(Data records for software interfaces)
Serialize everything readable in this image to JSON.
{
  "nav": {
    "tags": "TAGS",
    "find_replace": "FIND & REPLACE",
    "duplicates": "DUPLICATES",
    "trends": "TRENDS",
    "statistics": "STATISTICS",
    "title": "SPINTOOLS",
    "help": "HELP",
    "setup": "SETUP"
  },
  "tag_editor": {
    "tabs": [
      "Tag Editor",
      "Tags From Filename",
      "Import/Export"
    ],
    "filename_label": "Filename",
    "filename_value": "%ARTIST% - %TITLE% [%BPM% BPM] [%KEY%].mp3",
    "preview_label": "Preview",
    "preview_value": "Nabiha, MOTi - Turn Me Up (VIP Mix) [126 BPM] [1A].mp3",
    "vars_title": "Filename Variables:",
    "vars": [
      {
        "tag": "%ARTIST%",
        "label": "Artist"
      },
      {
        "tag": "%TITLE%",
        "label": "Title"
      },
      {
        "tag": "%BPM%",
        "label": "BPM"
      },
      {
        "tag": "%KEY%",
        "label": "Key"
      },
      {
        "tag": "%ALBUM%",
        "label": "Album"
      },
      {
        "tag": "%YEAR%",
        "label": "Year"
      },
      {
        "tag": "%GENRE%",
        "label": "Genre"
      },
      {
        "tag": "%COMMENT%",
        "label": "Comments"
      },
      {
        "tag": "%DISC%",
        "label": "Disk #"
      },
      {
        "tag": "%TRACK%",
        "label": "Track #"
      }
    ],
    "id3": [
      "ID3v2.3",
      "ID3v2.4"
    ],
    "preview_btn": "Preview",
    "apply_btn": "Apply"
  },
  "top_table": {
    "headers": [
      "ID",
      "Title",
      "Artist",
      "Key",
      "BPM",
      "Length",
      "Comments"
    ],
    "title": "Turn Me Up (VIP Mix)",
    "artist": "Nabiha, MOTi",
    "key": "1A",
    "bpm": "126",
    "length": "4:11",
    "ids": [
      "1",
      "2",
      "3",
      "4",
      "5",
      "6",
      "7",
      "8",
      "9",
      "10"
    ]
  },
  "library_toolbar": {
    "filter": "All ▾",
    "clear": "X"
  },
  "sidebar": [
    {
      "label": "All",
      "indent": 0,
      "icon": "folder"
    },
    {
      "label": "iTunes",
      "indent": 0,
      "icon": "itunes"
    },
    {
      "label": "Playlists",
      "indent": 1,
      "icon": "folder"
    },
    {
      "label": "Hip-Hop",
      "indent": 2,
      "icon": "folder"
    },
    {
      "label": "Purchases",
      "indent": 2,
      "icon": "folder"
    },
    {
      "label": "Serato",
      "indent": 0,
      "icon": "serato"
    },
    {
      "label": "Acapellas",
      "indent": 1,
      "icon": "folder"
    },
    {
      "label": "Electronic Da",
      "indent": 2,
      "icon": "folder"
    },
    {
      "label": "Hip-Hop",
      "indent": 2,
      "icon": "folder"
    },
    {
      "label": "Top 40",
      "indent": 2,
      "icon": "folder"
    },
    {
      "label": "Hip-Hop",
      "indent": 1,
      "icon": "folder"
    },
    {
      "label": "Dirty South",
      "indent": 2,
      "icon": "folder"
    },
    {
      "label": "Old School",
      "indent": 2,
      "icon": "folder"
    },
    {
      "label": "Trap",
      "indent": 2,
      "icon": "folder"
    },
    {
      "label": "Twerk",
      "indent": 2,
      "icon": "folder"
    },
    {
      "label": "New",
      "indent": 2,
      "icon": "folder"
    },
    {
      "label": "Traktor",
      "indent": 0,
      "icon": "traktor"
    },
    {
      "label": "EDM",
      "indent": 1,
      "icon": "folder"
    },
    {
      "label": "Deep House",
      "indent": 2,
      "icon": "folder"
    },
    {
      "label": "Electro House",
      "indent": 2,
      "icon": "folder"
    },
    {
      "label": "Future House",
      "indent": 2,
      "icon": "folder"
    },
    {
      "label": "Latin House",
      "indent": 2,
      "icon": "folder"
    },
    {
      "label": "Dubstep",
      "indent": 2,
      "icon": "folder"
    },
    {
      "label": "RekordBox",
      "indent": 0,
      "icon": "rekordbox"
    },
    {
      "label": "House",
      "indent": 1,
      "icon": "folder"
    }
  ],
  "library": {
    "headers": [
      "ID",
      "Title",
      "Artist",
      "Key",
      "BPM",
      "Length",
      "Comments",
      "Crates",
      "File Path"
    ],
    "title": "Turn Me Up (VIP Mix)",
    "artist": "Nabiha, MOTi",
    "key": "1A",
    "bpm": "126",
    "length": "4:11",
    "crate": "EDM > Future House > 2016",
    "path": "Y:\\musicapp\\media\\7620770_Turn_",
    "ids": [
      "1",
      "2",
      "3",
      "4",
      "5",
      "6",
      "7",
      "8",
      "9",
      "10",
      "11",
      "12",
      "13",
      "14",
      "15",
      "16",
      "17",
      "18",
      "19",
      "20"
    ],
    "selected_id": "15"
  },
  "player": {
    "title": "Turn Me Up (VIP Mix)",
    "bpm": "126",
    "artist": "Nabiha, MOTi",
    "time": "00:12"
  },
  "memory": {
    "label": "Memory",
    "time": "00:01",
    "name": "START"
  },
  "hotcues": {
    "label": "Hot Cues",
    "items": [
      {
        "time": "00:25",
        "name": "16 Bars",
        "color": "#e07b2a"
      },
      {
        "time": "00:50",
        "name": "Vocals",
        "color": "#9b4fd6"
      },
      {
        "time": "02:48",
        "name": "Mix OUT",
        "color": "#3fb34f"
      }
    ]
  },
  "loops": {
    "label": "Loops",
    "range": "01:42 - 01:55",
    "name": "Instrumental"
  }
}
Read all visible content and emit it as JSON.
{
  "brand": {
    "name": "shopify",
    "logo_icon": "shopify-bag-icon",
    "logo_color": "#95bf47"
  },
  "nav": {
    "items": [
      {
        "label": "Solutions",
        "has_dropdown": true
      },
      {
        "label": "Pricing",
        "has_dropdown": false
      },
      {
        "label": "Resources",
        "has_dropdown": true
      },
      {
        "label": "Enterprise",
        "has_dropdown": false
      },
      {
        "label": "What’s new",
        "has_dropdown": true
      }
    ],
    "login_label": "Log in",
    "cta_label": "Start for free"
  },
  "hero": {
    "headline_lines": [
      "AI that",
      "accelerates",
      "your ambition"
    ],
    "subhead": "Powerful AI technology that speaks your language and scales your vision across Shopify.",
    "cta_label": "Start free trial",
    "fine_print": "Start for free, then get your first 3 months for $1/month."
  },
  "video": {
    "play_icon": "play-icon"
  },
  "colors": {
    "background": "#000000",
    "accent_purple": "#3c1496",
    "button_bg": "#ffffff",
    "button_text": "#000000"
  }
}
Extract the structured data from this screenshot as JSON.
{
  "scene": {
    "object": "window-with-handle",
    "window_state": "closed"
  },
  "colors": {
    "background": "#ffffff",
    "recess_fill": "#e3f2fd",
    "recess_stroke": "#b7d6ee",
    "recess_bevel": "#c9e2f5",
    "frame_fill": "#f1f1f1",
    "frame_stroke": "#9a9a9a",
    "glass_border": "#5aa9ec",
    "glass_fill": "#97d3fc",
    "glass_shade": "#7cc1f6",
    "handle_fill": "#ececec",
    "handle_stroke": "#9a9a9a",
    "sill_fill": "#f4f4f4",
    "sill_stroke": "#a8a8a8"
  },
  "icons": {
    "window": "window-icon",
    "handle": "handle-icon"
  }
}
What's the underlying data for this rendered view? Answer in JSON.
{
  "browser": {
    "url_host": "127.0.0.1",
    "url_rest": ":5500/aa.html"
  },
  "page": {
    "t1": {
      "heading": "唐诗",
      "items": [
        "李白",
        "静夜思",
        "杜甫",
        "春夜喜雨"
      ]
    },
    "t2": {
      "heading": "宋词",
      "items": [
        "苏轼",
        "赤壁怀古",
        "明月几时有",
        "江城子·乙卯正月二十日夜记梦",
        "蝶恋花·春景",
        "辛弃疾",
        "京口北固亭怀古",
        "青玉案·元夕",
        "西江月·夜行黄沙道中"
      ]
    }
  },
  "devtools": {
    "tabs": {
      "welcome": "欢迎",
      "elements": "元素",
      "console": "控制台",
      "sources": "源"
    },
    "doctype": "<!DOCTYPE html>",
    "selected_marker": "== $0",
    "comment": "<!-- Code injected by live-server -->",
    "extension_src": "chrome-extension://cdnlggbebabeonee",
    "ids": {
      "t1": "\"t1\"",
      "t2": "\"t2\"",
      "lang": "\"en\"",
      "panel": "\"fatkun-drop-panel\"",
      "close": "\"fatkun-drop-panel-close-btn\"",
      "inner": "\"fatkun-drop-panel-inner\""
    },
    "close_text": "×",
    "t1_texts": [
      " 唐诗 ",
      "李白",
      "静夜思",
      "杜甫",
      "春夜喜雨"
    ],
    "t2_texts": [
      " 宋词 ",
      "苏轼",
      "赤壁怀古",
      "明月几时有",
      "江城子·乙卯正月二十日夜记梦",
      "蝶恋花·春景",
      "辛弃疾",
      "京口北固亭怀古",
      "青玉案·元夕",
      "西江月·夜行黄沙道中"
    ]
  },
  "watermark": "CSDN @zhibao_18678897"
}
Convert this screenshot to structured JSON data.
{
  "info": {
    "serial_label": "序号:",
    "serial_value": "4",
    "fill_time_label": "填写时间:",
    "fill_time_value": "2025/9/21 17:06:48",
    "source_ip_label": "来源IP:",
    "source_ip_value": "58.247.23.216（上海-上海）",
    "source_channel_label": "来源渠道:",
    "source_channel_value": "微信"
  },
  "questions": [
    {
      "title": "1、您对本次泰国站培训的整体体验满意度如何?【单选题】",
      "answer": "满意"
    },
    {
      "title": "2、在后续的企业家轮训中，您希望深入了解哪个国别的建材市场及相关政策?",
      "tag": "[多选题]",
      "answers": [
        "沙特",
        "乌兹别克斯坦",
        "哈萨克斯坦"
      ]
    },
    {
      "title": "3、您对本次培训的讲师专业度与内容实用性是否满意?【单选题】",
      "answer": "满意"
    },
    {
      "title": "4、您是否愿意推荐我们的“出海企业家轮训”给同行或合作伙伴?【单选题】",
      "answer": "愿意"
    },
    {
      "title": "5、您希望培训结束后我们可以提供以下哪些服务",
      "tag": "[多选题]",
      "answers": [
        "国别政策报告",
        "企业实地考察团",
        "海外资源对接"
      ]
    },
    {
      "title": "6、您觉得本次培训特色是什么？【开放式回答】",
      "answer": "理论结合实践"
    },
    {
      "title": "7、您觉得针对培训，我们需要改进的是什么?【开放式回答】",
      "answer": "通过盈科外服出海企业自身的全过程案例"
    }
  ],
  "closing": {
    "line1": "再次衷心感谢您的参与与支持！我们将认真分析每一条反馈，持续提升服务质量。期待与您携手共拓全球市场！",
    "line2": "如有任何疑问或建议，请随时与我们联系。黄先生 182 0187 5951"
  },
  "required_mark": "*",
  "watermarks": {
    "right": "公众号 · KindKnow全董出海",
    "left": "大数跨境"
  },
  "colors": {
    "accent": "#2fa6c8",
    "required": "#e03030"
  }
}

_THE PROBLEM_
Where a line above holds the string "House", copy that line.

_ANSWER SPACE_
      "label": "Deep House",
      "label": "Electro House",
      "label": "Future House",
      "label": "Latin House",
      "label": "House",
    "crate": "EDM > Future House > 2016",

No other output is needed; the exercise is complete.